MailChimp’s mission has always been to empower small businesses. Our Automation, reporting, and Multivariate Testing features are designed to be both easy to use and powerful, because even the smallest business should have a few power tools in their shed.
One such tool that’s usually reserved for larger e-commerce businesses is automatic product recommendations based on customers’ previous purchases. You probably interact with these every day. Amazon puts them all over, from your homepage to your shipping confirmation, and Netflix knows if you’re more likely to enjoy Master of None or Fuller House. But Amazon and Netflix are giants. Small businesses can’t do product recommendations, right? It requires data, math, and infrastructure, and a whole bunch of other boring things that most people don’t want to think about.
That’s where MailChimp’s data science team comes in. We’ve built Product Recommendations right into MailChimp. Now, small businesses can send emails personalized with the items each of their subscribers is most likely to buy.
It takes the guesswork out of e-commerce in just 3 steps:
- First, you connect your store to MailChimp.
- Then, we analyze your sales data and do the math for you.
- Finally, you drop a Product Recommendations block into your campaign and hit Send.
That’s it. We’ll generate personalized recommendations for products that your customers are likely to buy, saving you all sorts of time and effort and enabling you to do cool things like:
- Include product recommendations at the bottom of your next regular campaign
- Set up an Automation workflow to send product recommendations a couple of weeks after a new customer buys something
- Send product recommendations to customers who bought something a while ago and have been inactive since
Here’s how Product Recommendations work…
Let’s consider an example store that sells MailChimp swag. Meet Tonee! Tonee has great taste, likes our store, and just bought a shirt. Nice.
But that’s all we know. We can segment campaigns and trigger Automation workflows with this data, but we’d still have to figure out what to say. It’d be great if we could use this order to guess what Tonee’s next likely purchase would be. Then we could send an email about that product.
OK, cool. I bet the data will tell us what product to recommend. Sounds easy, right? Let’s visualize all of the customers and orders from our fake store:
Maybe that’s not so easy to understand. There’s a lot going on, and it takes time and effort to make sense of all of this data. Fortunately, we can do some math to identify important trends.
It turns out that people who buy the shirt often buy the socks and, to a lesser extent, the hat. They’re also not into the cards, action figure, or books. Just like that, we’ve turned our purchase data into actionable information. Now, we can recommend the socks and hat to Tonee in our next campaign.
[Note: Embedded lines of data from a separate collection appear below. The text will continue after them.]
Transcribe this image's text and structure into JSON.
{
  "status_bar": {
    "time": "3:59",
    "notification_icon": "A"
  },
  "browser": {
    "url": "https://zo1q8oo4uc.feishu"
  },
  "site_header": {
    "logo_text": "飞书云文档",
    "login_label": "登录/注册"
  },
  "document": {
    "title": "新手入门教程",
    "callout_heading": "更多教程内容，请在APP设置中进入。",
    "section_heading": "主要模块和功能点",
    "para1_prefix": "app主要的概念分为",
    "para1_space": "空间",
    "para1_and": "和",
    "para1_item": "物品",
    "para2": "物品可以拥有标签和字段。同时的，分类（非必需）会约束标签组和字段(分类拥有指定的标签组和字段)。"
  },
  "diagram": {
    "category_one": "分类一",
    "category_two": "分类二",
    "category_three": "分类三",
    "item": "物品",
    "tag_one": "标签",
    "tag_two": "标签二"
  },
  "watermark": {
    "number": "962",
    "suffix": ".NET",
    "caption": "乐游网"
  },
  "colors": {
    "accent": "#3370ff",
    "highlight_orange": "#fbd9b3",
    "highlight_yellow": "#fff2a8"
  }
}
But wait, what if a subscriber hasn’t bought anything? In that case, they’ll receive a list of items that have been selling well lately, and nobody will receive a recommendation for something that they’ve already bought or that was out of stock when the recommendation was generated.
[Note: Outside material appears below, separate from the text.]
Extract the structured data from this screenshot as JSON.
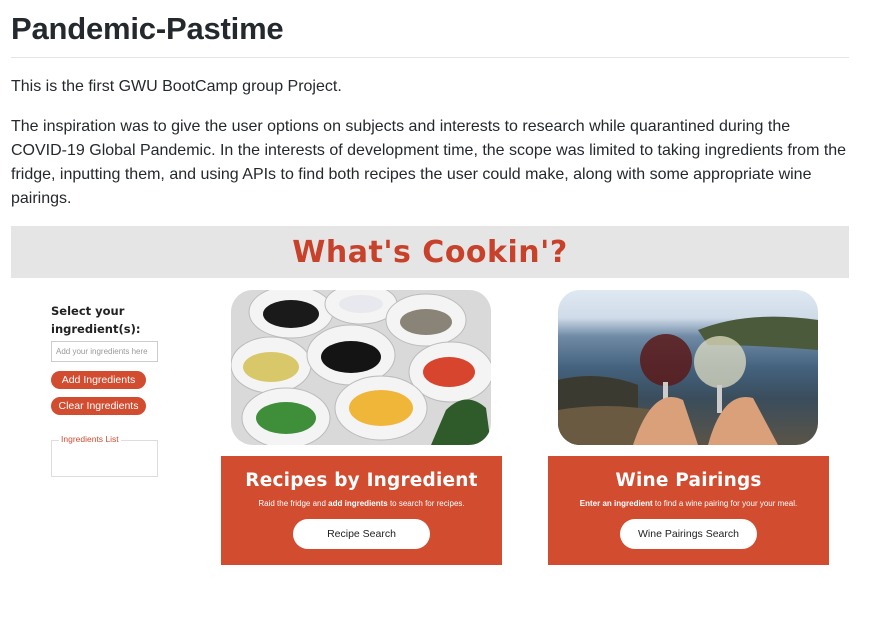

Product Recommendations are based on this general idea, but they’re a bit more complicated than that in practice. They’re even more complicated if you have thousands of products and customers, but fear not—if your store is connected, we’ll take care of the hard part.
…and here’s where it gets technical
We know our product recommendations model works because we’ve been testing it behind the scenes. We tested using the data of millions of customers, products, and orders across our e-commerce customers and made product recommendations based on that data. Then, we compared our product recommendations as well as random product selections to actual purchases using a metric called Discounted Cumulative Gain (DCG). Then, we plotted the median recommendation-to-random DCG ratio for each store. A value above 1 indicates that we learned something about customer preferences and successfully predicted future purchases.
Custom recommendations were able to predict future purchases more than 98% of the time. We also used this data to set criteria that a store must meet before they get recommendations. Here’s what your store needs in order to use Product Recommendations:
- More than 50 different customers in the past year
- More than 10 available products
- More than 500 orders in the past year
But! For newer stores or stores that don’t otherwise meet this criteria, you can still send top sellers instead of custom recommendations.
To get started, you’ll need to upload e-commerce data that has product images, links, and inventory amounts. Our Shopify and BigCommerce integrations will do this for you, but you can also do it yourself with the MailChimp API. Our Magento integration, available for download on June 7, 2016, will also offer these features.
Once you’ve connected your store to MailChimp, the Product Recommendations block will be available in the drag-and-drop editor.
We hope Product Recommendations will help you break into the world of data-driven marketing. Above all else, we think your data should help you make smarter decisions, not overwhelm you. We hope that our new tool will save you time and increase your revenue by effortlessly generating content that simply makes sense. Let us know how it works once you’ve tried it out.